WHAT YOU NEED TO DO = Every line holding the string "children" should be copied out of the listing.

┌──

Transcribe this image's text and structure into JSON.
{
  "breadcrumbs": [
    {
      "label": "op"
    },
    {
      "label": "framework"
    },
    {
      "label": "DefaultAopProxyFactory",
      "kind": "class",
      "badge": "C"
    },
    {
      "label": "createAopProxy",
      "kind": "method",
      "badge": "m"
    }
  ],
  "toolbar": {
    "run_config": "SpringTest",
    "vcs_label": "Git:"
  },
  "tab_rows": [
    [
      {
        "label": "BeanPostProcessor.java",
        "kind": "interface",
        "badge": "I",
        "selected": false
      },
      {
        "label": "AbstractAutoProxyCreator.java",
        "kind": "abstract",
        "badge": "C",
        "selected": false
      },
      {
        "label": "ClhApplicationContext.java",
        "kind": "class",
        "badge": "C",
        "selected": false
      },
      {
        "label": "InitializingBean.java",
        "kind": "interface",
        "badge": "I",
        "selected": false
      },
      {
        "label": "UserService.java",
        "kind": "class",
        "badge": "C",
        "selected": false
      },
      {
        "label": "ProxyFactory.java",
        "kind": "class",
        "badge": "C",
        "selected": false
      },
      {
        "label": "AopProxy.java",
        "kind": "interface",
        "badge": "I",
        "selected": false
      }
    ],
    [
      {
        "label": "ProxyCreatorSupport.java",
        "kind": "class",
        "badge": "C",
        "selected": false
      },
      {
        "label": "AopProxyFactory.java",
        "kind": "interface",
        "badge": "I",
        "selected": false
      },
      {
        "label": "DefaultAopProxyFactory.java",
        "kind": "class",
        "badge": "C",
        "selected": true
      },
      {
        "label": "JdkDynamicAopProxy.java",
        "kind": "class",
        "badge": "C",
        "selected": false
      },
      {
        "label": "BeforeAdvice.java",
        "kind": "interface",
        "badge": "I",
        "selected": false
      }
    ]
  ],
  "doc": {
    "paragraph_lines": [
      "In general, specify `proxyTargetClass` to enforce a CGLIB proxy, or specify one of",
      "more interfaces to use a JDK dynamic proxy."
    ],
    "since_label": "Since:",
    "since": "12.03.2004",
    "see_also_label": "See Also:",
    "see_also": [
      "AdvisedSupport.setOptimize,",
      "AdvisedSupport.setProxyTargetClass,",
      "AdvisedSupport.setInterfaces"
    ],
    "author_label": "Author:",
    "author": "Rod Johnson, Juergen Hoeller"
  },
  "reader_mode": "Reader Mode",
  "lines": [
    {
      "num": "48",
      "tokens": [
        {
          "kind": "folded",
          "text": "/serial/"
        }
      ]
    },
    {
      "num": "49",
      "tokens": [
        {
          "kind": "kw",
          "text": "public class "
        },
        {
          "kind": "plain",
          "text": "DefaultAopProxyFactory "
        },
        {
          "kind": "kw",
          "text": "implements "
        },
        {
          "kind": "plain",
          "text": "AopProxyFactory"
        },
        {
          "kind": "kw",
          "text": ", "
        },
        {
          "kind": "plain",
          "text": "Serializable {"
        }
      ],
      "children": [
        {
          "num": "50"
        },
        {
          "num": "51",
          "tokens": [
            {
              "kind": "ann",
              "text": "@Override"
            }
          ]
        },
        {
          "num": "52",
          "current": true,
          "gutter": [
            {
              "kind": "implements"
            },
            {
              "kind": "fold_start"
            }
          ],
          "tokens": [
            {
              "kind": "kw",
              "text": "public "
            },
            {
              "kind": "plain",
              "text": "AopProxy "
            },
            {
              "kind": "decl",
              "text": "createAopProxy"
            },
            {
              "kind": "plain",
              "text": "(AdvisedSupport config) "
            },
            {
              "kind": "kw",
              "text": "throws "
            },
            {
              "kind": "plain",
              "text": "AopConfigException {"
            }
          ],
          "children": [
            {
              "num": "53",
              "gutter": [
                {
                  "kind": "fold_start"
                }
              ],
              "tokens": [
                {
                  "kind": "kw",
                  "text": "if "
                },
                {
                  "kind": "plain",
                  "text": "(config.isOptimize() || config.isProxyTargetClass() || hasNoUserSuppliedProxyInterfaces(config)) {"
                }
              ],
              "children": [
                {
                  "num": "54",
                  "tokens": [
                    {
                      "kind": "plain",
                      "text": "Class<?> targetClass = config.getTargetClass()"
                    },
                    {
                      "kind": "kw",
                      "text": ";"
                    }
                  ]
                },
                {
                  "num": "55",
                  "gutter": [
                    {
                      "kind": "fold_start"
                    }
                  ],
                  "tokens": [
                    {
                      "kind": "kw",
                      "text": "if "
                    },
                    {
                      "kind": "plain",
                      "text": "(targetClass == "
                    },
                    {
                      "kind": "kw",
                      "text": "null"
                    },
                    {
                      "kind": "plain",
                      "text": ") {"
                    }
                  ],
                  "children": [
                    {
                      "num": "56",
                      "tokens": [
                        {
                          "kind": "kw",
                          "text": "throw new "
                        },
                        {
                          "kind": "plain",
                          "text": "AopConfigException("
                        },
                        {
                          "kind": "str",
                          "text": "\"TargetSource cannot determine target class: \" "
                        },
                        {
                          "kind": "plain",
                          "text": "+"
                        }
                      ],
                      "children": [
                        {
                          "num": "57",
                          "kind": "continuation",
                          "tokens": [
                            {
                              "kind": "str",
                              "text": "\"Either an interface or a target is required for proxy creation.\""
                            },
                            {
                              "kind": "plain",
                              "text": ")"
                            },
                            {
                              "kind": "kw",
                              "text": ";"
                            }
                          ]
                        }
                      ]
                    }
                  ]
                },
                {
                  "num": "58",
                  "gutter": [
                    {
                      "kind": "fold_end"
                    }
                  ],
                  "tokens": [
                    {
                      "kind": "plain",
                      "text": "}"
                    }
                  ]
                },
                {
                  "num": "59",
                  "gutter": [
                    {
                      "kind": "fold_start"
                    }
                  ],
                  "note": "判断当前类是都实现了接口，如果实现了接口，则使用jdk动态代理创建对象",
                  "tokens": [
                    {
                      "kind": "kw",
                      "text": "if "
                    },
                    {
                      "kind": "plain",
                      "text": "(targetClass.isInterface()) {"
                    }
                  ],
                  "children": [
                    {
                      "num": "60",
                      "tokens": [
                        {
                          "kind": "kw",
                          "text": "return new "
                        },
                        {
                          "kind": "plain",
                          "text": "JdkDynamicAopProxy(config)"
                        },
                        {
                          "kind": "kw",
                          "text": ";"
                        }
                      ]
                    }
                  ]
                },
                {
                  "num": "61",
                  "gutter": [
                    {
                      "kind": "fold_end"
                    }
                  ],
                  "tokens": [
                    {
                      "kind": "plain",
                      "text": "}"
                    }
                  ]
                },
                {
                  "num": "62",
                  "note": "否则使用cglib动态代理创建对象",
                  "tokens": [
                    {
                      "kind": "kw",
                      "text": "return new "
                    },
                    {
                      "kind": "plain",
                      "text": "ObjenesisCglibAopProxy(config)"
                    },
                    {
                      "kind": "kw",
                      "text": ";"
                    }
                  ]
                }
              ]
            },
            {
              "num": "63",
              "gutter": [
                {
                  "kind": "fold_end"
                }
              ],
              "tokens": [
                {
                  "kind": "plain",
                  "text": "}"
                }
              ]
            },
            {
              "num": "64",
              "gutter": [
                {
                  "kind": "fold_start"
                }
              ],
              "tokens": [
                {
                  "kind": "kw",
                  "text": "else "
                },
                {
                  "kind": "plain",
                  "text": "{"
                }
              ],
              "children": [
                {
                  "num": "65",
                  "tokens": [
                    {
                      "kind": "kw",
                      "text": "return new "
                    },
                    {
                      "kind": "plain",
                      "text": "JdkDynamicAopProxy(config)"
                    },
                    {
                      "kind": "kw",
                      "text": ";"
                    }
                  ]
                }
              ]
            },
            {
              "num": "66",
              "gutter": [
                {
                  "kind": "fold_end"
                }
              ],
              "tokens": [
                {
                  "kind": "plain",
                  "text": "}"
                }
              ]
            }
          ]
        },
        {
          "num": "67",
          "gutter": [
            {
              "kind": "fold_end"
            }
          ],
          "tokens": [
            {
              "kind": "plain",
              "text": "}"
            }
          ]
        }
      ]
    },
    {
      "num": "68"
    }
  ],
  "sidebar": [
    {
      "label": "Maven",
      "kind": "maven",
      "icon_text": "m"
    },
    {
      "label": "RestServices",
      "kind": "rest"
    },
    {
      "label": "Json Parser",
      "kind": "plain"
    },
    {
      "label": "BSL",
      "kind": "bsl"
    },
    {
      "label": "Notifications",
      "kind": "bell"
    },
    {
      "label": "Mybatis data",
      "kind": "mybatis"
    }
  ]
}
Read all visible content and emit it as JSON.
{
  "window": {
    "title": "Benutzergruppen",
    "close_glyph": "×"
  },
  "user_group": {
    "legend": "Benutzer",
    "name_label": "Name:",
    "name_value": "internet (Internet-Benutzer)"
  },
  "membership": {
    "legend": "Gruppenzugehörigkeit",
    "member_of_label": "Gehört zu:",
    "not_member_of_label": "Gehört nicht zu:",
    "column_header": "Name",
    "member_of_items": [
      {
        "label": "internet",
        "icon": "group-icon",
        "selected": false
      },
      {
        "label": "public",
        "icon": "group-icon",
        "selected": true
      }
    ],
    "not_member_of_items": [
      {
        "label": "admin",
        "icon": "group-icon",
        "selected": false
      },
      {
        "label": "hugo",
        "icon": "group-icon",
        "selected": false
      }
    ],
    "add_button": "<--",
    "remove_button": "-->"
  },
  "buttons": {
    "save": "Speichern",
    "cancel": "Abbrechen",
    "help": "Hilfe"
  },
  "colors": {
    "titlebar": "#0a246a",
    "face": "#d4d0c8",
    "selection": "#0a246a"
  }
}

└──

WRITTEN SOLUTION =
      "children": [
          "children": [
              "children": [
                  "children": [
                      "children": [
                  "children": [
              "children": [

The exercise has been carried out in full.